To his credit, Texsong Soprano has shown he is all horse each time he lines up behind the starting gate. After a pair of qualifiers – a win and runner-up performance – he claimed victory in his pari-mutuel debut, a 1:57 clocking. Moving directly into Indiana Sires Stakes competition his next time out, the freshman romped by seven and one-quarter lengths in his $46,500 division for driver Matt Krueger, stopping the clock in 1:55.3. Two weeks later he was nosed out in 1:55.1 by Jailhouse Dance in the second leg of sires stakes. Getting his first taste of Grand Circuit competition, the trotter finished in a dead-heat with Dash Of Luck for second in the $45,797 Ralph Wilfong Memorial at the Indiana State Fair. His time of 1:57.3 was a tick slower than winner Just Show Up.
Texsong Soprano returned to the winner’s circle Wednesday (Aug. 17) in the third round of Indiana Sires Stakes. Drawing post six in the night’s 11th race, a $67,500 split, John DeLong sat behind the favorite for the first time in competition. Biding their time in third through a :58.4 opening half, the duo were out and challenging first up in the turn, taking control in the stretch and winning by two lengths with a 1:56.3 clocking. Yoder shared that he has fielded calls from interested parties trying to buy Texsong Soprano.
“I had a couple people try to buy him. I’m not saying I wouldn’t sell if the price is right. At this point, I’m not looking to sell. I’m just enjoying the experience,” he said.
Wednesday’s second division was claimed by Bourbon Courage, a You Know You Do half-brother to Hambletonian champion Captain Corey, who trotted the mile in 1:56. Trained by Erv Miller, the colt brought $255,000 at last fall’s Hoosier Classic sale, making him the highest-priced Indiana-sired yearling to sell at public auction. Texsong Soprano and Bourbon Courage have yet to draw into the same division together. Yoder knows it is inevitable, and looks forward to the challenge.
“Once they leave that ring, I don’t care if you pay $200,000 or $5,000, they’re all on the same level,” Yoder said. “It’s going to be fun racing against him.
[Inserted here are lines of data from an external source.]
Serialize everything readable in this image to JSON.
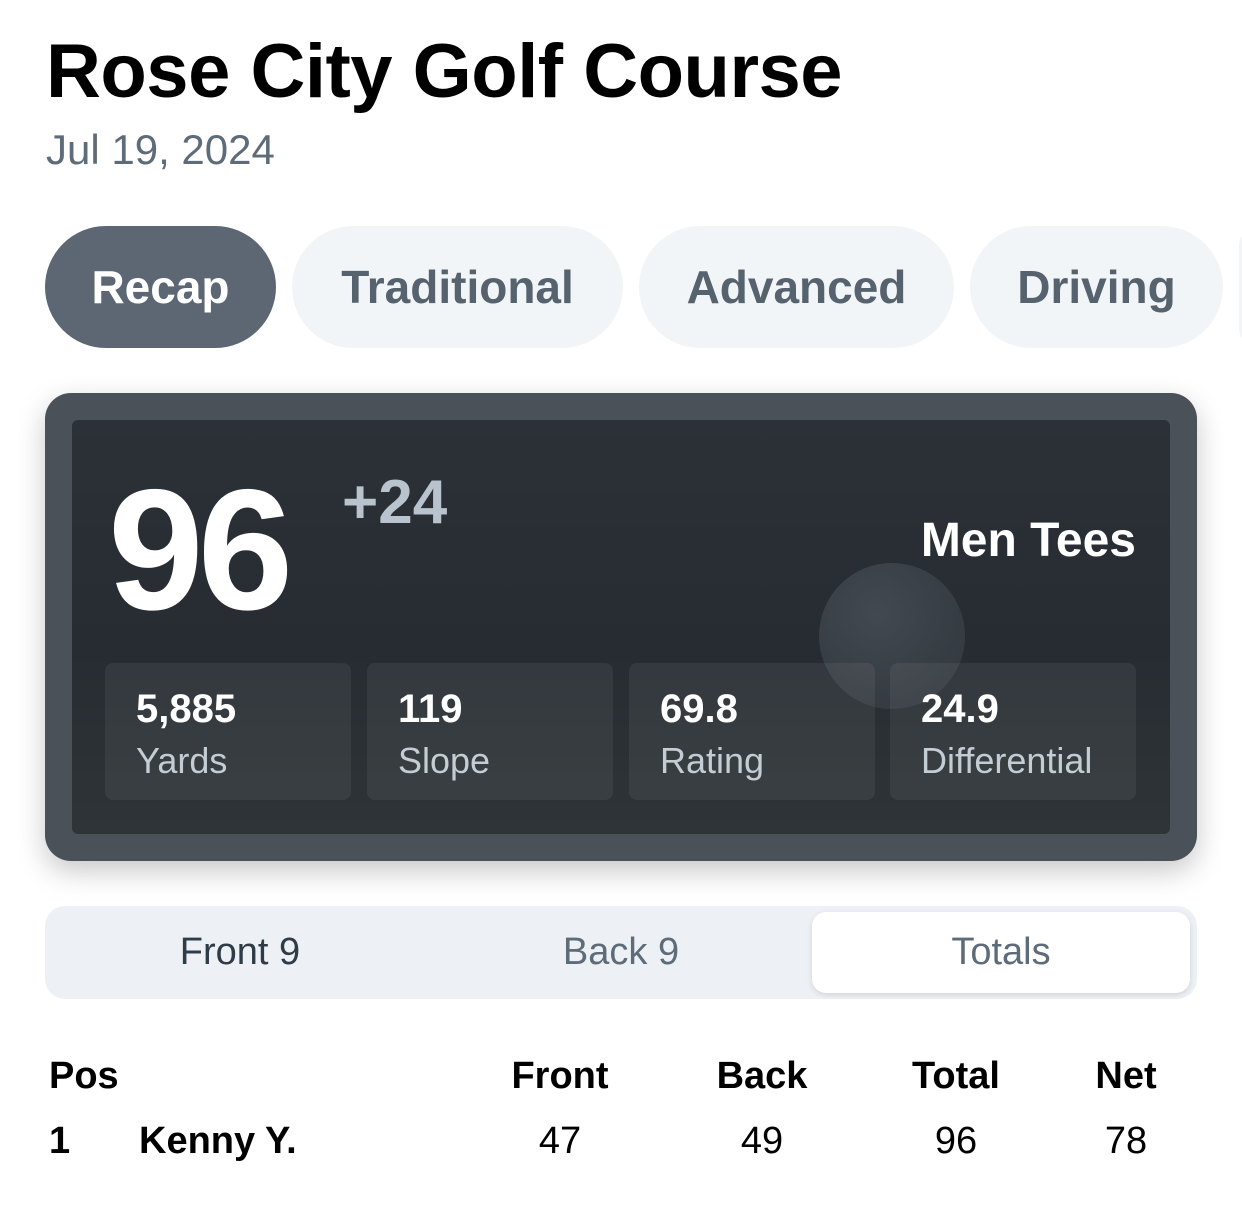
{
  "header": {
    "course_name": "Rose City Golf Course",
    "date": "Jul 19, 2024"
  },
  "tabs": [
    {
      "label": "Recap",
      "active": true
    },
    {
      "label": "Traditional",
      "active": false
    },
    {
      "label": "Advanced",
      "active": false
    },
    {
      "label": "Driving",
      "active": false
    }
  ],
  "recap": {
    "score": "96",
    "over_par": "+24",
    "tees": "Men Tees",
    "stats": [
      {
        "value": "5,885",
        "label": "Yards"
      },
      {
        "value": "119",
        "label": "Slope"
      },
      {
        "value": "69.8",
        "label": "Rating"
      },
      {
        "value": "24.9",
        "label": "Differential"
      }
    ]
  },
  "segments": {
    "options": [
      "Front 9",
      "Back 9",
      "Totals"
    ],
    "selected": "Totals"
  },
  "leaderboard": {
    "columns": {
      "pos": "Pos",
      "front": "Front",
      "back": "Back",
      "total": "Total",
      "net": "Net"
    },
    "rows": [
      {
        "pos": "1",
        "name": "Kenny Y.",
        "front": "47",
        "back": "49",
        "total": "96",
        "net": "78"
      }
    ]
  },
  "colors": {
    "active_tab": "#5c6773",
    "inactive_tab": "#f2f5f8",
    "card_frame": "#4a5158",
    "secondary_text": "#5e6b78"
  }
}
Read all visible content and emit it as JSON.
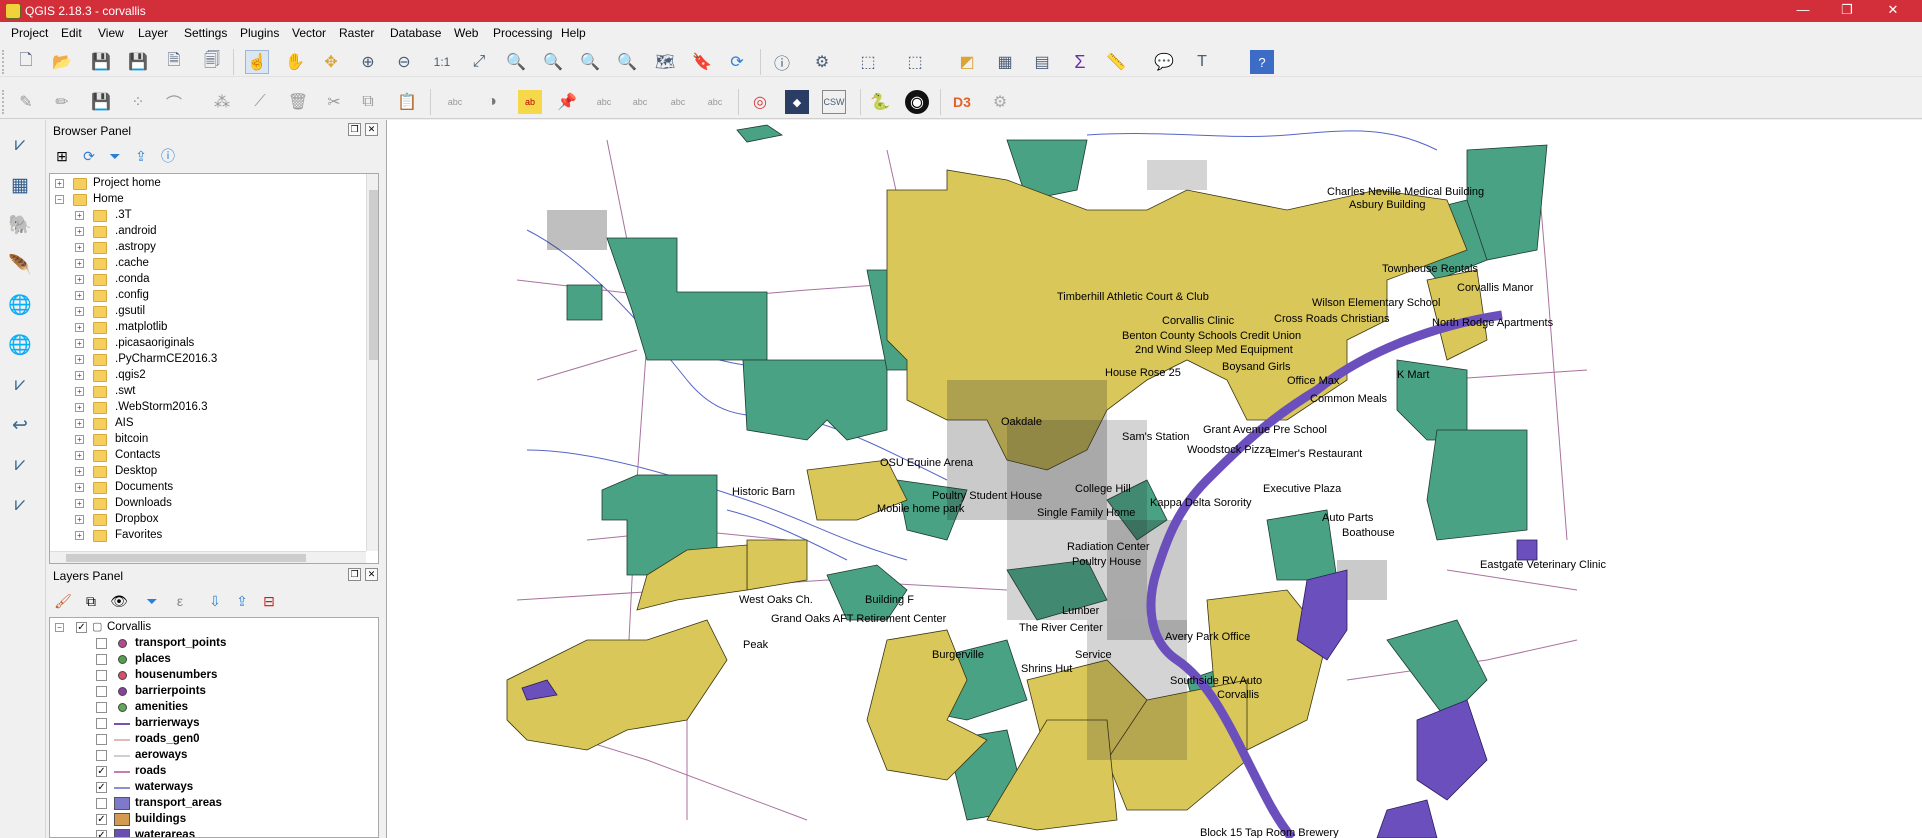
{
  "window": {
    "title": "QGIS 2.18.3 - corvallis",
    "controls": [
      "—",
      "❐",
      "✕"
    ]
  },
  "menu": [
    "Project",
    "Edit",
    "View",
    "Layer",
    "Settings",
    "Plugins",
    "Vector",
    "Raster",
    "Database",
    "Web",
    "Processing",
    "Help"
  ],
  "browser": {
    "title": "Browser Panel",
    "items": [
      "Project home",
      "Home",
      ".3T",
      ".android",
      ".astropy",
      ".cache",
      ".conda",
      ".config",
      ".gsutil",
      ".matplotlib",
      ".picasaoriginals",
      ".PyCharmCE2016.3",
      ".qgis2",
      ".swt",
      ".WebStorm2016.3",
      "AIS",
      "bitcoin",
      "Contacts",
      "Desktop",
      "Documents",
      "Downloads",
      "Dropbox",
      "Favorites"
    ]
  },
  "layers": {
    "title": "Layers Panel",
    "group": "Corvallis",
    "items": [
      {
        "name": "transport_points",
        "checked": false,
        "symbol": "point",
        "color": "#b34a8f"
      },
      {
        "name": "places",
        "checked": false,
        "symbol": "point",
        "color": "#4da34a"
      },
      {
        "name": "housenumbers",
        "checked": false,
        "symbol": "point",
        "color": "#d94f6b"
      },
      {
        "name": "barrierpoints",
        "checked": false,
        "symbol": "point",
        "color": "#8b3fa3"
      },
      {
        "name": "amenities",
        "checked": false,
        "symbol": "point",
        "color": "#5cab56"
      },
      {
        "name": "barrierways",
        "checked": false,
        "symbol": "line",
        "color": "#7b4fb0"
      },
      {
        "name": "roads_gen0",
        "checked": false,
        "symbol": "line",
        "color": "#e3b9b9"
      },
      {
        "name": "aeroways",
        "checked": false,
        "symbol": "line",
        "color": "#cfcfcf"
      },
      {
        "name": "roads",
        "checked": true,
        "symbol": "line",
        "color": "#c77db3"
      },
      {
        "name": "waterways",
        "checked": true,
        "symbol": "line",
        "color": "#8a8fd6"
      },
      {
        "name": "transport_areas",
        "checked": false,
        "symbol": "polygon",
        "color": "#7f79cc"
      },
      {
        "name": "buildings",
        "checked": true,
        "symbol": "polygon",
        "color": "#d49a52"
      },
      {
        "name": "waterareas",
        "checked": true,
        "symbol": "polygon",
        "color": "#6950b3"
      }
    ]
  },
  "map": {
    "colors": {
      "landuse_green": "#48a283",
      "residential_yellow": "#d9c75a",
      "water": "#6b4fbc",
      "roads": "#a9729f",
      "waterways": "#5565c8"
    },
    "labels": [
      "Charles Neville Medical Building",
      "Asbury Building",
      "Townhouse Rentals",
      "Corvallis Manor",
      "Timberhill Athletic Court & Club",
      "Wilson Elementary School",
      "Corvallis Clinic",
      "Cross Roads Christians",
      "North Rodge Apartments",
      "Benton County Schools Credit Union",
      "2nd Wind Sleep Med Equipment",
      "House Rose 25",
      "Boysand Girls",
      "Office Max",
      "K Mart",
      "Oakdale",
      "Common Meals",
      "Sam's Station",
      "Grant Avenue Pre School",
      "Woodstock Pizza",
      "Elmer's Restaurant",
      "OSU Equine Arena",
      "Historic Barn",
      "Poultry Student House",
      "College Hill",
      "Executive Plaza",
      "Mobile home park",
      "Single Family Home",
      "Kappa Delta Sorority",
      "Auto Parts",
      "Boathouse",
      "Eastgate Veterinary Clinic",
      "Radiation Center",
      "Poultry House",
      "West Oaks Ch.",
      "Building F",
      "Grand Oaks AFT Retirement Center",
      "Lumber",
      "The River Center",
      "Avery Park Office",
      "Peak",
      "Burgerville",
      "Service",
      "Shrins Hut",
      "Southside RV Auto",
      "Corvallis",
      "Block 15 Tap Room Brewery"
    ]
  }
}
We haven’t met yet. John (DeLong) is driving our horse now. I think he’s the right fit for the horse. It’s going to be interesting.”
Joe Yoder was not searching for a yearling in Topeka last September. Nevertheless, through fate or just plain luck, he found a trotter that is developing into something really special.